(Interestingly, the report suggests that the university's own procedures may have holes. It notes, for instance, that only employees with "contracting authority" are required to complete a financial disclosure and conflict of interest statement. Because Burt did not have authority to enter into such contracts, he was not required to complete such a form.)
Like some of the other accused financial aid officials at other institutions, Burt, who was associate vice president for student affairs as well as director of the Office of Student Financial Services, was a national leader in financial aid circles; he was a member of the federal Advisory Committee on Student Financial Assistance, which advises Congress on student aid issues, until Education Secretary Margaret Spellings asked him to resign last month.
Officials at Johns Hopkins, Widener, Columbia and other institutions where other financial aid officers have been directly accused of wrongdoing similar to Burt's said Monday that they were still conducting their own investigations or waiting for further reviews by Cuomo's office. Spellings said in testimony before a House of Representatives committee last week that the Education Department had begun sending teams to "all of the 44 institutions we've read about in the paper."
Cuomo and Sen. Edward M. Kennedy (D-Mass.), both of whom had asked Texas officials last month for all documents related to Burt's actions, issued statements praising the university system for its thorough report.
Said Cuomo: “The report issued today by the University of Texas highlights the conflicts of interest that pervade the student loan industry. Three months after the University's Financial Aid Director received 1,500 shares of Student Loan Xpress stock, the company vaulted to the very top of the school’s preferred lender lists. That is no coincidence. My office is continuing to investigate the leadership of Student Loan Xpress and all of the individual financial aid directors who received stock and other benefits from them.
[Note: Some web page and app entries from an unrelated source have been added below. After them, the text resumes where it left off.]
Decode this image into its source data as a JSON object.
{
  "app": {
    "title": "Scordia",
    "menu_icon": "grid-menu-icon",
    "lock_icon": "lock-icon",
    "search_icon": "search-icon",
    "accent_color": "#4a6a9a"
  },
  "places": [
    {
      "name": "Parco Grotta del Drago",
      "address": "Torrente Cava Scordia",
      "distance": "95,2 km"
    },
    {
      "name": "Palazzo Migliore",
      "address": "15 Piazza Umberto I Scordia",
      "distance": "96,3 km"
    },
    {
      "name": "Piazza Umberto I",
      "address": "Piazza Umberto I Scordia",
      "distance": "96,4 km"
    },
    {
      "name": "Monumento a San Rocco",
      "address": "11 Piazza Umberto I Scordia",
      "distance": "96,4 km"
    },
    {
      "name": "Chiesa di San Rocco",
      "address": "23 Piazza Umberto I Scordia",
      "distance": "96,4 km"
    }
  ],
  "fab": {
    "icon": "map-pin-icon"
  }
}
I applaud the University of Texas for taking swift action and putting together an enlightening report.”